Misplaced Miser

"Eyes of Flesh, Eyes of Fire" Chapter VIII of Theodore Rosack's The Making of a Counter Culture: Reflections on the Technocratic Society and Its Youthful Opposition has a wonder piece of rhetoric that employs the commonplace of not seeing the forest for the trees. It's a rift that pits attention to detail against the whole view and for this reason ultimately fails to convince.
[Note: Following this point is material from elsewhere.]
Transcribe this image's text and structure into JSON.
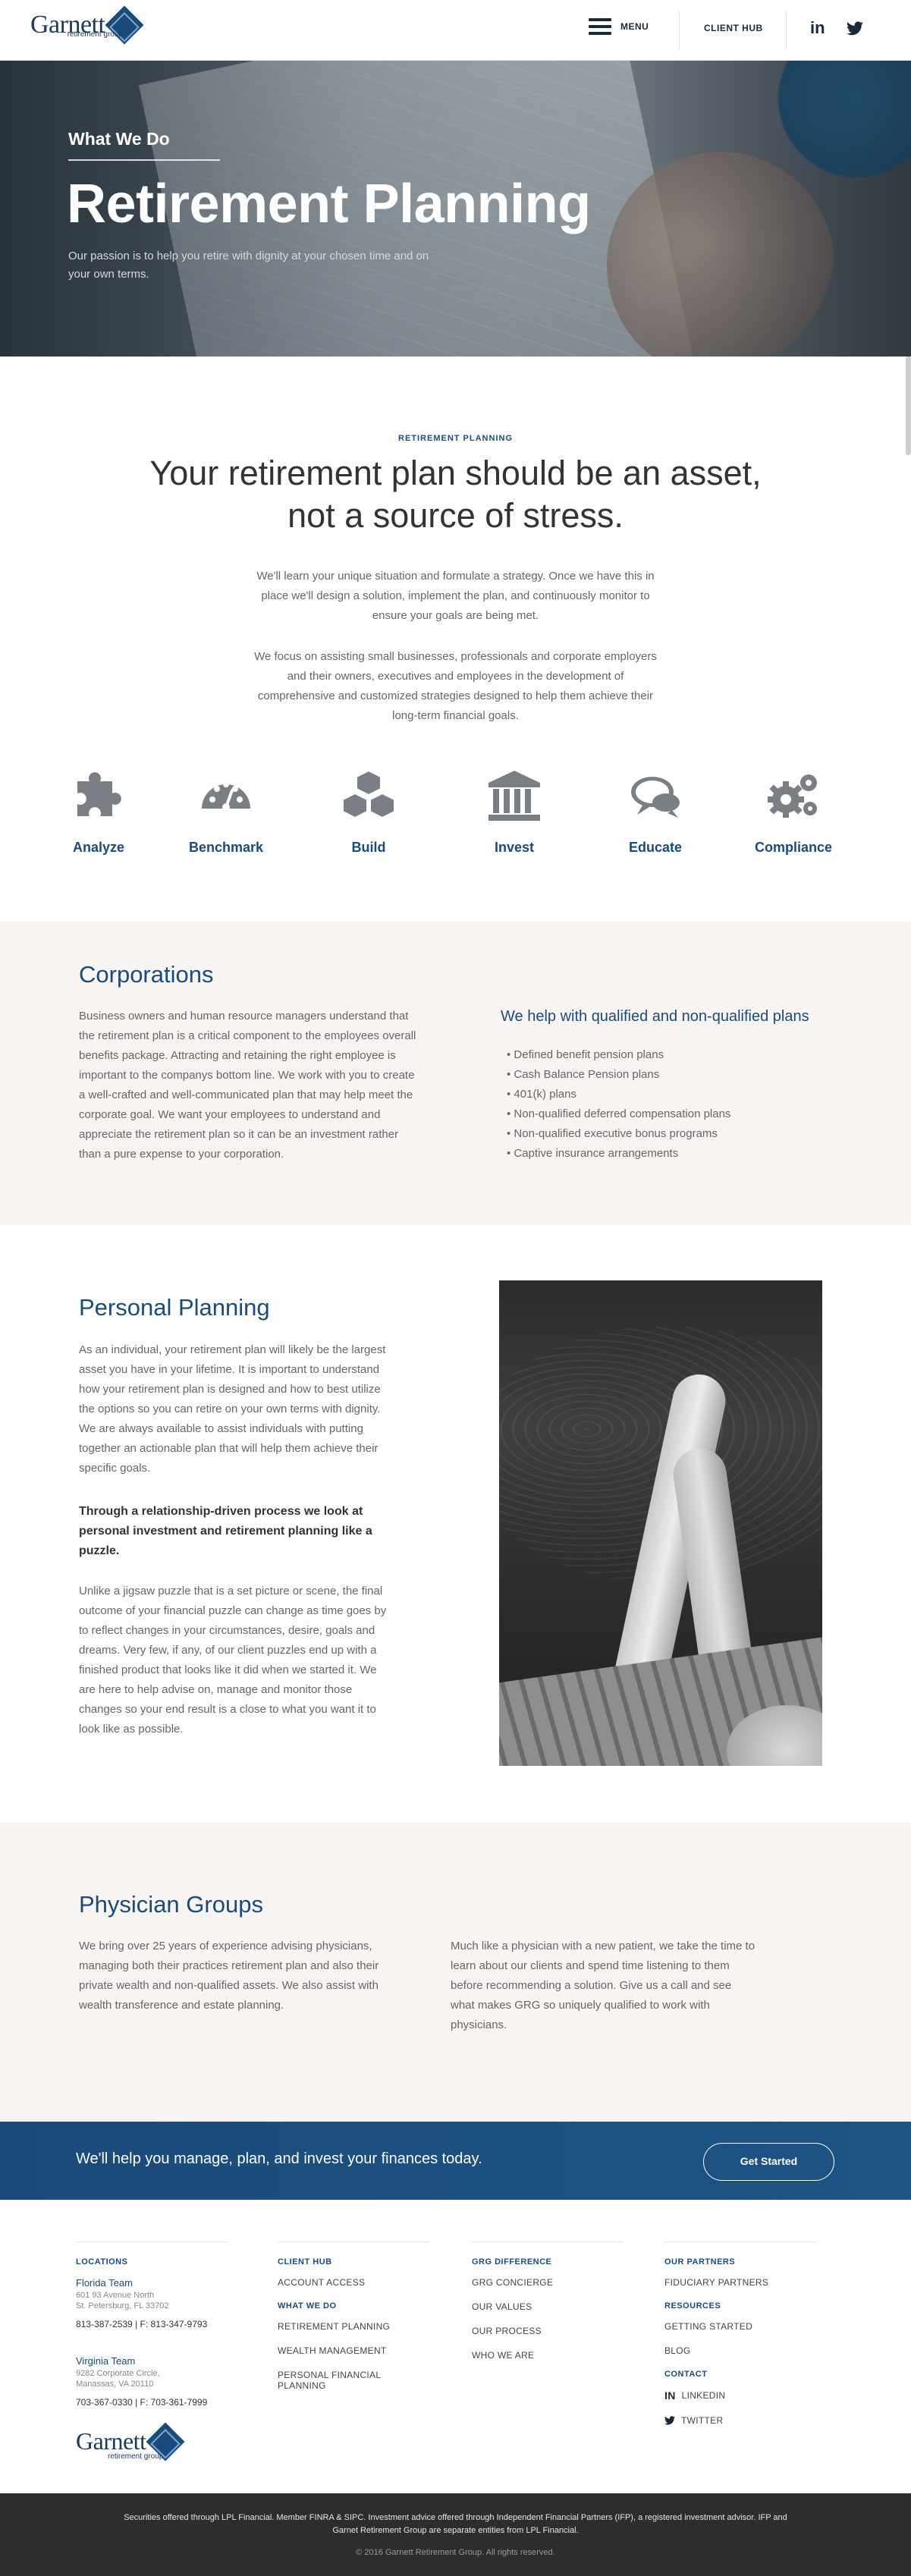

And, after a fashion, we do learn things by treating the world objectively. We learn what one learns by scrutinizing the trees and ignoring the forest, by scrutinizing the cells and ignoring the organism, by scrutinizing the detailed minutiae of experience and ignoring the whole that gives the constituent parts their greater meaning. In this way we become ever more learnedly stupid. Our experience dissolves into a congeries of isolated puzzles, loosing its overall grandeur. We accumulate knowledge like the miser who interprets wealth as maniacal acquisition plus tenacious position; but we bankrupt our capacity to be wonder struck ... perhaps even to survive. [ellipsis in original]

The miser figure rings true but the passage fails to persuasively link accumulation with attention to detail. A tadpole can be as amazing as a whole wetland.

And so for day 211